While we were watching a golfer hit a ball, behind us a loud roar erupted, as loud as if a jumbo jet had flown overhead. When I turned around I saw a crowd of people by a hole who seemed very excited. Later we discovered that a golfer from Wales had hit a hole in one on a par 4 course. Wow!

At that point we decided to go home because the heat of the sun on our face and shoulders was getting slightly uncomfortable. I am looking forward to next year and I hope to get more golfballs.

Now that my blog on the Golf Open is done I have a important reminder: keep posted for more blog entries.

Liam Kirkpatrick

Tuesday, May 5, 2009

Sunrises and Sunsets

In this blog I will tell you what the view is like waking up and going to bed from our station in New Zealand. I think you will like this because there are some good-looking sunrises and sunsets. I did this blog so you could see what it feels like to be in New Zealand.

This morning I woke up to see dark gray clouds right above our house, and heard the heavy tipper-tapper of rain on the roof. Tonight I looked up to see one billion stars shining bright above my head.

This morning I looked out my window to see clouds being made orange by the blazing sun over the Remarkables. Tonight I looked outside the kitchen window to see a line of pink clouds across the Remarkables.

This morning I looked out my window and saw white clouds covering the peaks of every mountain and the lake almost glowing blue under the clouds.
Tonight I felt like I could see all the stars in the whole Milky Way.

This morning I had an early breakfast I looked outside and saw a faint orange glow behind the jagged Remarkables. Tonight I looked outside I felt I was looking a painting because the view seemed to have a faint gray glow around everything.

This morning when I woke up and saw a dim yellow light that seemed to be a liquid. Fluffy white clouds everywhere. This night the mice in the roof woke me up. I looked out the window and saw so many stars that it looked like it was day because there was so much light.

This morning I saw nothing but a dim blue light and no clouds. Last night I looked outside and saw no stars because there where dark black clouds everywhere.
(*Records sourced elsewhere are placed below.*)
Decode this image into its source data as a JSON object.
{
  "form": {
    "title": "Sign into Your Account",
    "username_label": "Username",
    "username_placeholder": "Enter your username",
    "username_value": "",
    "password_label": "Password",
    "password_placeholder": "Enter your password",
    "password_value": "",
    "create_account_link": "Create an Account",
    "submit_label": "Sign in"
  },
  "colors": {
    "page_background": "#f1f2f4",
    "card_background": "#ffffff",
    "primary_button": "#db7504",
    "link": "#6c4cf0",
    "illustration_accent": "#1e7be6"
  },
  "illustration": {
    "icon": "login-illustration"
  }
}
This morning we went to the cattle yards. As we past Lake Kirkpatrick (my favorite lake), we saw lots of steam rising from the lake. Tonight I looked up and saw 400,000,000,000,000,614,568,073,570 stars.

The end.

100% By Colin Kirkpatrick